On the day that the USS Hyman liberated the island, the three sisters ran to the beach with their mother and father waving their mother's handiwork. Under the noses of their guards, Simmone had sewn together a US and Belgian flag. She believed with all her heart that one day, the allies would liberate the island. Her faith was realized.

On the 50th anniversary of the liberation, my father had the opportunity to return to the island with some of his shipmates. During the different gatherings and celebrations, the flag that was sewn by Simmone and brought in joy to the sailors by Monique,  was unveiled once more. The islanders had framed it, a reminder of fearless faith.


Pohnpei Sunset 1995
Photo Credit: (c) 1995 John H. Neas, Jr.

During these days of turmoil, I think of Dad and of how he not only survived Normandy but also the war in the South Pacific.  I think or howe, but for a split second in time, he would have been killed by a kamikaze during one of the attacks in the South Pacific on the Hyman. I think of how he raised me to believe that his time in the Navy was a gift to me and to all those who live free, today. I think of how angry he would be to see the rights that he fought for being trampled on and the Constitution being ignored.  "Freedom isn't free," he would say.

With all this on my mind, I must continue to be fearless, like Simmone Etscheit and her daughters. I must continue to be tenacious, like the many who have struggled to bring us the rights and privileges we enjoy. I must continue to believe that we CAN make a difference. 

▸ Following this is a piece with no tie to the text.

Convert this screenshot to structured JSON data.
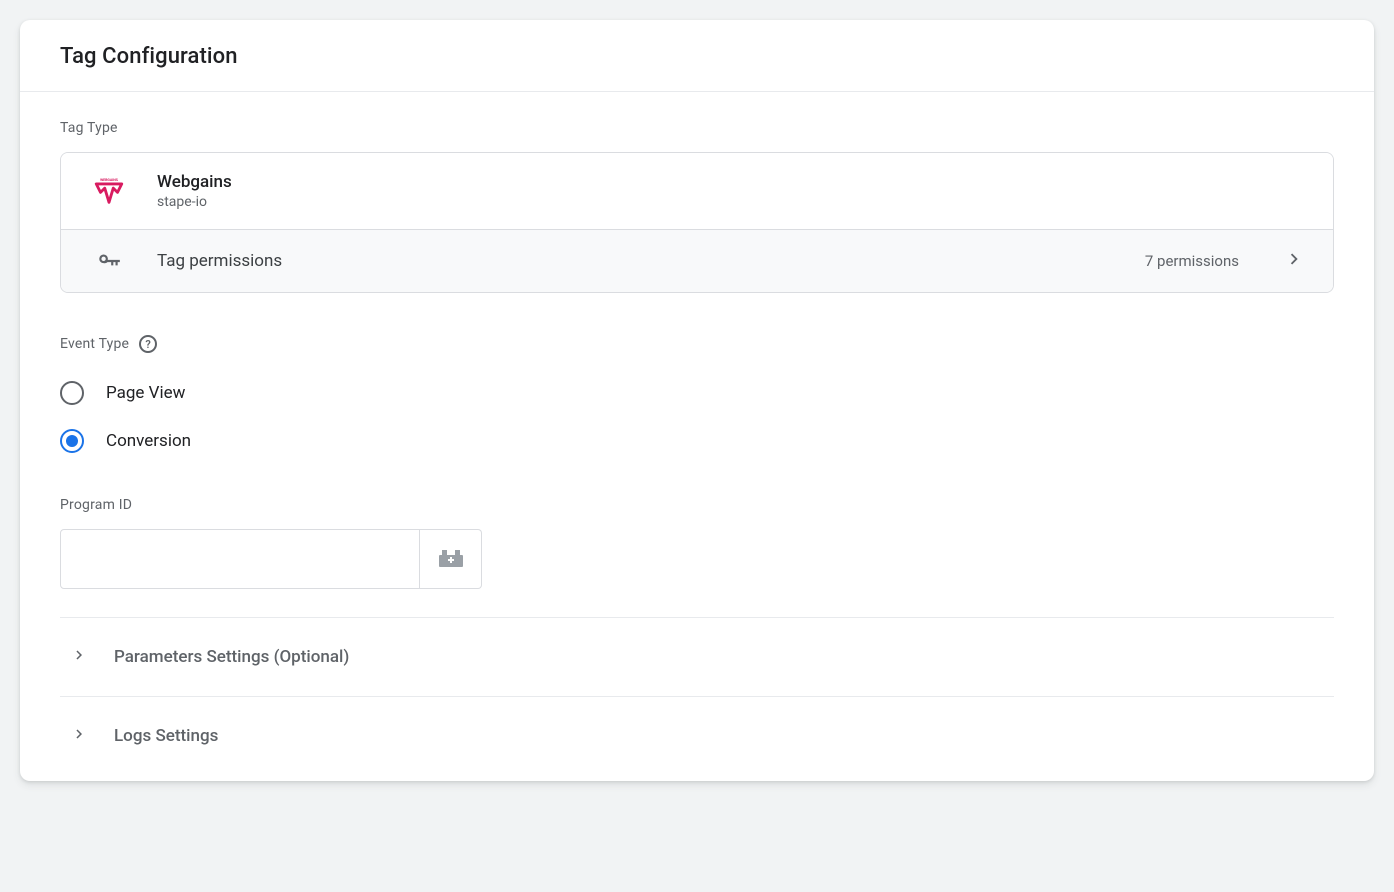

Blessings to all!

Saturday, February 4, 2017

I'm with Her

Public Domain


Through the ages, poets have kept hope alive by fearlessly recording in verse the histories of people and events. They have put into words the pain and glory of cultures. Their words singing in the annals of time.

As a child, I learned more history from poetry than I did from history books. Something about a poem made the facts come alive for me. Verses from poems like Paul Revere's Ride and Old Ironsides stuck in my head.

For my children and my children's children, I write these words, inspired by signs I saw on January 21, 2017 at the Women's March in Washington, DC (and around the world):

I'M WITH HER

From the four winds, they called us
to rise from our sleep and comfort,
to rise from our work and pain.

Mother Liberty and Mother Justice called to us
to raise our voices against iniquity,
to raise our voices for freedom for all.

From the four directions, they called us
to come together, hand in hand,
to come together in peace.

Mother Justice called to us
to march for those oppressed,
to march for those without a voice.

From every continent, they called us
to lift up signs of protest,
to lift up signs of hope.

Mother Liberty called to us
to open our arms to our brothers and sisters,
to open our minds and hearts.

From every corner, they called us,
Liberty and Justice for all.
United we stand, divided we fall.

© 2017 Linda M. Rhinehart Neas